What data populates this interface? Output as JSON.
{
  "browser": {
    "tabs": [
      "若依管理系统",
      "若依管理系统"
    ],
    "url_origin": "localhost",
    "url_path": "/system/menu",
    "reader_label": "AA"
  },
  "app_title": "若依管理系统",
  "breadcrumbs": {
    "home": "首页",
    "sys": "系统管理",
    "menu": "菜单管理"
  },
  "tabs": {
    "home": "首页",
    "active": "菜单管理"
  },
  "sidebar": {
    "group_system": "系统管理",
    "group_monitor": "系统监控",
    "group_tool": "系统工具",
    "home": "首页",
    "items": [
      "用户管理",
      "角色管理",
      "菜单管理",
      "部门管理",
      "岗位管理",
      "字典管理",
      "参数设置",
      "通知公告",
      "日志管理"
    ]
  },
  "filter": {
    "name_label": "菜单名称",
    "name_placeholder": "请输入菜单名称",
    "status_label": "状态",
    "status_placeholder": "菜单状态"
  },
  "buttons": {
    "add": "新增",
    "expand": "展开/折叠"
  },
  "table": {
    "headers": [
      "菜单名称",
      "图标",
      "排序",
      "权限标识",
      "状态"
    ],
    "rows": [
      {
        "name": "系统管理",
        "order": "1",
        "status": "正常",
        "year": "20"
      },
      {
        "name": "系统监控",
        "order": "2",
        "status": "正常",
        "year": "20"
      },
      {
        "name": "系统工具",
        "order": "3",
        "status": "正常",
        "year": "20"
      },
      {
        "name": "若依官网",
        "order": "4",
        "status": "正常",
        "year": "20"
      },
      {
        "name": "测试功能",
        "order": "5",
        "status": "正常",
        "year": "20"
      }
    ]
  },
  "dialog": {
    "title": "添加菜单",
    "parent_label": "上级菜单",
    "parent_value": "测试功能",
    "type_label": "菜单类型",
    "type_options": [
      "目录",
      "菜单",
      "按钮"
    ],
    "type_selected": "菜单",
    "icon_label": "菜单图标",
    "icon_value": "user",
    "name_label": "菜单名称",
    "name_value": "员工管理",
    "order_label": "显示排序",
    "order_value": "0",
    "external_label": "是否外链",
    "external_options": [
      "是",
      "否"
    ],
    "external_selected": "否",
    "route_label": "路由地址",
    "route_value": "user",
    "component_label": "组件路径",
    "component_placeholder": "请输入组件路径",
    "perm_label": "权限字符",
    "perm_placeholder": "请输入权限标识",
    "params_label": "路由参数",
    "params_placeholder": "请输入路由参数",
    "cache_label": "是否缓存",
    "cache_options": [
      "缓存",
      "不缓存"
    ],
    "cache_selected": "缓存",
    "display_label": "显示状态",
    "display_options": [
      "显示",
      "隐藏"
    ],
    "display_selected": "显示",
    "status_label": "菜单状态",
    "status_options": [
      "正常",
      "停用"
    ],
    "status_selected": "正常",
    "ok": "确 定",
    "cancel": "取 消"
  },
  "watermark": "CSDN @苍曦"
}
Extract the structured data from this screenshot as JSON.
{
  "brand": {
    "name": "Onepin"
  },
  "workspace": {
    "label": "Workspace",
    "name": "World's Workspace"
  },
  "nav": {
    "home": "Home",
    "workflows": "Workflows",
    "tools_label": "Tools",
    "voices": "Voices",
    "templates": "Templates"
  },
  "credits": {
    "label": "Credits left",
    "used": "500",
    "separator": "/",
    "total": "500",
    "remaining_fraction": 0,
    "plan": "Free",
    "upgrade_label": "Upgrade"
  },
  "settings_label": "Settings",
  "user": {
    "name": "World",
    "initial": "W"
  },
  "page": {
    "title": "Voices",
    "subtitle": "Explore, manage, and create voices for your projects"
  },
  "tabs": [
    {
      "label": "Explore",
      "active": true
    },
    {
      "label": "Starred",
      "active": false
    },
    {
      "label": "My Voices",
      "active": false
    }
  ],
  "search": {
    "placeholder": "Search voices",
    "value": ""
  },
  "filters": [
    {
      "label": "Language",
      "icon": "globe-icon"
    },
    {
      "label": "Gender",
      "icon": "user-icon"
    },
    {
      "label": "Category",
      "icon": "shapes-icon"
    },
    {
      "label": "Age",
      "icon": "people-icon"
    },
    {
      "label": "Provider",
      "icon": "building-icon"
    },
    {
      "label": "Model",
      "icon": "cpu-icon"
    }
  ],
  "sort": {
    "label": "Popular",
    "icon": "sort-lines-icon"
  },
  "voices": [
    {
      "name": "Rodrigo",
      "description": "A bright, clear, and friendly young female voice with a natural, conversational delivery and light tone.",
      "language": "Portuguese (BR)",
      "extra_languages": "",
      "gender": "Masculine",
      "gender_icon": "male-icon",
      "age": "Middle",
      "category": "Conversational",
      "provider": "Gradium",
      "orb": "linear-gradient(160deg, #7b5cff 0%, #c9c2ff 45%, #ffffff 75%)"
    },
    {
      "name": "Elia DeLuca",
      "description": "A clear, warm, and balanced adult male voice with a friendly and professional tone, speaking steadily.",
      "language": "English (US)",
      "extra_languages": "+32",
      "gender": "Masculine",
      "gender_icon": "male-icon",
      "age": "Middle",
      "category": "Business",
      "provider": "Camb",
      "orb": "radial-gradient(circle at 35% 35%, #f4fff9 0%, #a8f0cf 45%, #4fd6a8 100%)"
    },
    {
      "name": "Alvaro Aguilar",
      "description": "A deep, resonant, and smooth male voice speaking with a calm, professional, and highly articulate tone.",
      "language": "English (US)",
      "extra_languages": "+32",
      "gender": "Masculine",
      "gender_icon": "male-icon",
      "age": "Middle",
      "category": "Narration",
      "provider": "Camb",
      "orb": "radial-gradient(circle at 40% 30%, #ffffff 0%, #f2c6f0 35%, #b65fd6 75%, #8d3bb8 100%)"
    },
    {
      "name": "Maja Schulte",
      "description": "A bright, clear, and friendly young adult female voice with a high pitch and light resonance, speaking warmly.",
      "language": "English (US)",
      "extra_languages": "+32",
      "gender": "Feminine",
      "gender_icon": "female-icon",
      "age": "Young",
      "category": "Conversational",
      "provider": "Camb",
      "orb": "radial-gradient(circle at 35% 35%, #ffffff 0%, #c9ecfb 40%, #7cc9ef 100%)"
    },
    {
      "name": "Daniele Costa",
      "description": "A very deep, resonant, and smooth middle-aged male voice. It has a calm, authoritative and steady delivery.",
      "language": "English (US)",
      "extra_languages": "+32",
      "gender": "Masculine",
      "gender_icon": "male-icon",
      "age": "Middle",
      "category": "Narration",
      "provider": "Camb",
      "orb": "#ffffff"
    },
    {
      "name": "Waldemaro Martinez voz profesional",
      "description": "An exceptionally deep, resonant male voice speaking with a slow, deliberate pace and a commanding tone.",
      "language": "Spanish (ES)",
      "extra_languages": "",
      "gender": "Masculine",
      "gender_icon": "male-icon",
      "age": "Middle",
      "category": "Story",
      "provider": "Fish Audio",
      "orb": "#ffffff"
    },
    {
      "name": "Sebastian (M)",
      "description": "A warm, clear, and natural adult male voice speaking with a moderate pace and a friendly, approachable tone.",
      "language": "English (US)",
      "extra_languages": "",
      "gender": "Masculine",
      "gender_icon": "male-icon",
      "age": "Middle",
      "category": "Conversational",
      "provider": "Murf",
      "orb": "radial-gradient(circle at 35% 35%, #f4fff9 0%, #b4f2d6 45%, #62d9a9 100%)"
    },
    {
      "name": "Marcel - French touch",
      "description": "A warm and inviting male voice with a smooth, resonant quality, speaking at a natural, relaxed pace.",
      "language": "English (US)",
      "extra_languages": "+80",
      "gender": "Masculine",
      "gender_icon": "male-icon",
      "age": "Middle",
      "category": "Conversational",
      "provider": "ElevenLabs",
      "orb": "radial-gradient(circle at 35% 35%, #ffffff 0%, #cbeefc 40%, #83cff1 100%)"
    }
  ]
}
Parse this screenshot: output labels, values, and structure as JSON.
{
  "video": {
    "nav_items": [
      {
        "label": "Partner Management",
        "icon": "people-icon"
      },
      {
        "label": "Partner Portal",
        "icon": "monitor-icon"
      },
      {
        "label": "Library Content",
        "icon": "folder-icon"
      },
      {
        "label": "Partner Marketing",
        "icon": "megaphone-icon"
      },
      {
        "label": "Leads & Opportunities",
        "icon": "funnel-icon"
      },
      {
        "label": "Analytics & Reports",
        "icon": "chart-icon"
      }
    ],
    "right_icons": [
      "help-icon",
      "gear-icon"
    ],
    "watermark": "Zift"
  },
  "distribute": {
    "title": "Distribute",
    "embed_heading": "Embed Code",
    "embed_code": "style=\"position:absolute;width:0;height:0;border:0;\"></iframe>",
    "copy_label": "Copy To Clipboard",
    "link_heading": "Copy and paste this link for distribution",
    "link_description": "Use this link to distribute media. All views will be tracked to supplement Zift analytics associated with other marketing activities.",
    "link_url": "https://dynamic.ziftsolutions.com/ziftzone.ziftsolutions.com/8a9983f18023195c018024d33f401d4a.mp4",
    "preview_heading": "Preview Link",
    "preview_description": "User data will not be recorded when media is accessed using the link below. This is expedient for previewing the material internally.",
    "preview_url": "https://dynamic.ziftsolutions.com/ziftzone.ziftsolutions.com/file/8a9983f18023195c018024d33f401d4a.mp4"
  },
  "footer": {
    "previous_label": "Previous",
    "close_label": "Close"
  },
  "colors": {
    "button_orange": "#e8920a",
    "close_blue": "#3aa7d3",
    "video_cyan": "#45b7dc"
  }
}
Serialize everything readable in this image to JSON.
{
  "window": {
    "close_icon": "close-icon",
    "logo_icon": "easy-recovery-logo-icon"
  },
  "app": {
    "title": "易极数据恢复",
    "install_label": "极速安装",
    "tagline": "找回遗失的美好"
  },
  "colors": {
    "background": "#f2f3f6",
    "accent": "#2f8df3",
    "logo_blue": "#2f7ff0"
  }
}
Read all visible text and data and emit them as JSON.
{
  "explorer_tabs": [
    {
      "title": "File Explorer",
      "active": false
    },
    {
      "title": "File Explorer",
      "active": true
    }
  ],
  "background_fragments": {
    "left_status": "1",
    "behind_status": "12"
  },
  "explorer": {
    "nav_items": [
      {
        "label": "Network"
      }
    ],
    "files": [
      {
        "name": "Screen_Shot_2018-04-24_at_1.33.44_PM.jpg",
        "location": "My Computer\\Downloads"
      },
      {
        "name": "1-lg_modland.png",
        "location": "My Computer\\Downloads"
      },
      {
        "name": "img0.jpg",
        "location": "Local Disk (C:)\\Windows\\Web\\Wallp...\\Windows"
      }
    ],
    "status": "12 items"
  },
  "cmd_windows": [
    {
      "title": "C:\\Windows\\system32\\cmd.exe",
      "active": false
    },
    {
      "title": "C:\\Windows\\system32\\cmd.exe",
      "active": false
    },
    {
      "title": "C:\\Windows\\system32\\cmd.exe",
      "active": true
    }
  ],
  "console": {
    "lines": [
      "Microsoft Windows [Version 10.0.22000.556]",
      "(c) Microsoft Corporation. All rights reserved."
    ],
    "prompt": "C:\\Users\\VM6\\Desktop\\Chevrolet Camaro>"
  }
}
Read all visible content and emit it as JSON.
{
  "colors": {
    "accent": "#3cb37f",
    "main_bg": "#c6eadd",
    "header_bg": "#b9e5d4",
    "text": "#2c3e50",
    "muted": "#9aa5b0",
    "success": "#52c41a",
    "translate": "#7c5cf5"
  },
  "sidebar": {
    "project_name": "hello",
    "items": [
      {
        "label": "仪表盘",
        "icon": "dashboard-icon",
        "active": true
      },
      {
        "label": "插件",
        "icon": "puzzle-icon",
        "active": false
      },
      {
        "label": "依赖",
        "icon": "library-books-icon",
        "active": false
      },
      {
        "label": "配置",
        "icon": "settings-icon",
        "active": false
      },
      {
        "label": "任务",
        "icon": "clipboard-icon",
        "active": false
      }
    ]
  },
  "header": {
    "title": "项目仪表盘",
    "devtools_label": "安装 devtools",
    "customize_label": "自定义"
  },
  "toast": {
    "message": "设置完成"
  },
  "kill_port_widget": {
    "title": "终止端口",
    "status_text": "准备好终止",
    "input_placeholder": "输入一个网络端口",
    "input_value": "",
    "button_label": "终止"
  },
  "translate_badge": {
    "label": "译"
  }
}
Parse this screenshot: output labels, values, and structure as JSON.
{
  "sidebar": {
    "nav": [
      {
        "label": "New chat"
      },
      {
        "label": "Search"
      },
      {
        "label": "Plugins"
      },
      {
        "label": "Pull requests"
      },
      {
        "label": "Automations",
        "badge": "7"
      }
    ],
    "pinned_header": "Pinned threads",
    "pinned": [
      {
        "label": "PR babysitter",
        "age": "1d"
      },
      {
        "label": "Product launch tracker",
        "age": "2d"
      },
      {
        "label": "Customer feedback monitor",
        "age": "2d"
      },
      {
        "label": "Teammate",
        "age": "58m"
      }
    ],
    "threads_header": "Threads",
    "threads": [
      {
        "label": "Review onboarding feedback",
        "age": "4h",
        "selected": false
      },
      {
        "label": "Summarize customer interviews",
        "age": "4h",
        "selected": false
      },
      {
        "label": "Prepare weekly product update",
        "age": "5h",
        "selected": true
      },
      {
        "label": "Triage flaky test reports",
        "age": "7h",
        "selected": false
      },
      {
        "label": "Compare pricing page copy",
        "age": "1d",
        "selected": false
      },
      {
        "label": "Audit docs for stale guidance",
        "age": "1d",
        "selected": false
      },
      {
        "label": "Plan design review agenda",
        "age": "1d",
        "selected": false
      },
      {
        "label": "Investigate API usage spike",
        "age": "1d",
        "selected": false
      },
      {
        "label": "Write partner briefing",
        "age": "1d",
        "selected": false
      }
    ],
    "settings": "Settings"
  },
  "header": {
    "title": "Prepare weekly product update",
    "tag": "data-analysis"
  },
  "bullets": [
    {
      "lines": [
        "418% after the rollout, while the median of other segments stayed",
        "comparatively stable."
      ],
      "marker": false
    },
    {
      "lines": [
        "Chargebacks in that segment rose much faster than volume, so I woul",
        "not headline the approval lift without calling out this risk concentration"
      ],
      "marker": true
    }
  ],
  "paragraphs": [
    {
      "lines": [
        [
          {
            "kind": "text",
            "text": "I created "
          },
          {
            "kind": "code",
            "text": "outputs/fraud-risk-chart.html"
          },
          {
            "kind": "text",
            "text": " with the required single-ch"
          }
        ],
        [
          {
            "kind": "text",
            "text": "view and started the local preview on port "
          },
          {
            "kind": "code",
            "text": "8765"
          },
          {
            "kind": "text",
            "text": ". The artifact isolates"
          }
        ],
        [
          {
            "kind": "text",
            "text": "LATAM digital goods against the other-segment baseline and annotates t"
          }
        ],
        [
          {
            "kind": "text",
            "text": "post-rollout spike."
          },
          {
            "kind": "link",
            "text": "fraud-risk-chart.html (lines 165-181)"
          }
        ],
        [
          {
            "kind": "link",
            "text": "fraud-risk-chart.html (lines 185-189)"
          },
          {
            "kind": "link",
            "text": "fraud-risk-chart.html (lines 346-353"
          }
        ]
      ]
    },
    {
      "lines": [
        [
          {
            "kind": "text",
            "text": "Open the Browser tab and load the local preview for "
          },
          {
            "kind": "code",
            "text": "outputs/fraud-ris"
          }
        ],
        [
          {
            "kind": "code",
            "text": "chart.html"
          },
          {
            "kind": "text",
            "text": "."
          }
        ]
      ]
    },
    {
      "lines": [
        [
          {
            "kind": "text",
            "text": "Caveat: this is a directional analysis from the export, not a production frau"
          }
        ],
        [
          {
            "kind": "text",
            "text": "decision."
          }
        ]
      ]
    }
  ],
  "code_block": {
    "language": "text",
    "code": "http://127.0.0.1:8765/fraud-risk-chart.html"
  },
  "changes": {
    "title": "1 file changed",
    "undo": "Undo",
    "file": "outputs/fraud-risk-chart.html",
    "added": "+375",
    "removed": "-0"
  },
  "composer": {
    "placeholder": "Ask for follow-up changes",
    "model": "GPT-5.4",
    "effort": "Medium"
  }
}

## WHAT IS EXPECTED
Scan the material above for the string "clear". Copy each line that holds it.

## ANSWER FOR THIS EXERCISE
      "description": "A bright, clear, and friendly young female voice with a natural, conversational delivery and light tone.",
      "description": "A clear, warm, and balanced adult male voice with a friendly and professional tone, speaking steadily.",
      "description": "A bright, clear, and friendly young adult female voice with a high pitch and light resonance, speaking warmly.",
      "description": "A warm, clear, and natural adult male voice speaking with a moderate pace and a friendly, approachable tone.",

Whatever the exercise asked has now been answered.